An easy guide to dead-heading and pruning tea roses and large climbing roses.
- Rinse shears in alcohol before pruning. Rinse them again before moving on to another bush. This step disinfects your shears and prevents the transfer of diseases, such as black spot, between the plants.
- Cut at a 45 degree angle, with the slope of the angle heading toward the center of the plant.
- Prune in the early spring, after the last hard freezes. Pruning isn’t usually needed for the first two springs after planting a new rose– just dead head regularly the first couple of years.
- Seal pruning cuts with inexpensive white glue or carpenter’s glue. This prevents rose boring insects from invading, and helps prevent stem diseases.
- Learn that when dead-heading (removing spent blooms to encourage more blooming), cut the spent bloom off just above the first five leaf cluster.
- Pruning Tea Roses. When pruning severely, it’s best to wait until spring because the plant will put out new growth that would be injured by cold weather. Cut off any dead wood. Cut off 30% to 50% of the rest of the canes. 30 cm to 45 cm (12 to 18 inch) high plants are reasonable.
- Pruning Big Climbing Roses (i.e. Dr Van Fleet). After the seasonal bloom, trim canes back just to shape the plant. Take out any long sucker canes. Trim any crossing canes that might damage other parts of the plant. When the rose gets too large after a few seasons, hack aggressively.

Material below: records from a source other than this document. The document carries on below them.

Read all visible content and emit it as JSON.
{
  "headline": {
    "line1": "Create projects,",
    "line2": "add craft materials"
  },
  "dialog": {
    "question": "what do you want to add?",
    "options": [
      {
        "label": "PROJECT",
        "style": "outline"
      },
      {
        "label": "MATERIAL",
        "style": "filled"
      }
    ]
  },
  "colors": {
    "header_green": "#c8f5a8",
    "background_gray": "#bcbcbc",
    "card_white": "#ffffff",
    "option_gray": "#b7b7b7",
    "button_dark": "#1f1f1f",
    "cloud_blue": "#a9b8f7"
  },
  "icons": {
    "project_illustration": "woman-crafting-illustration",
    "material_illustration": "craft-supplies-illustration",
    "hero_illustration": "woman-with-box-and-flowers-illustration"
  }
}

- Throw all debris in the garbage.
- Do not use any part of the rose for compost. Diseases such as black spot survive and infect your roses.
- Roses can take, and actually need, the pruning. Be brave and hack away.

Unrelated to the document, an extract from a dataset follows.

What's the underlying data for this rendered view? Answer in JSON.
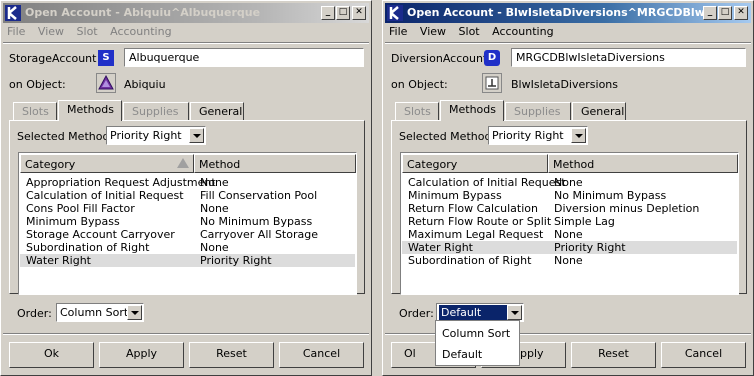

- Rake after you have pruned and add new mulch to the area. This will help to minimize the growth of rose diseases.
- Use an anti-fungal spray recommended for roses. Spray after pruning and sealing cuts.
- Seal pruning cuts with inexpensive white glue or carpenters glue.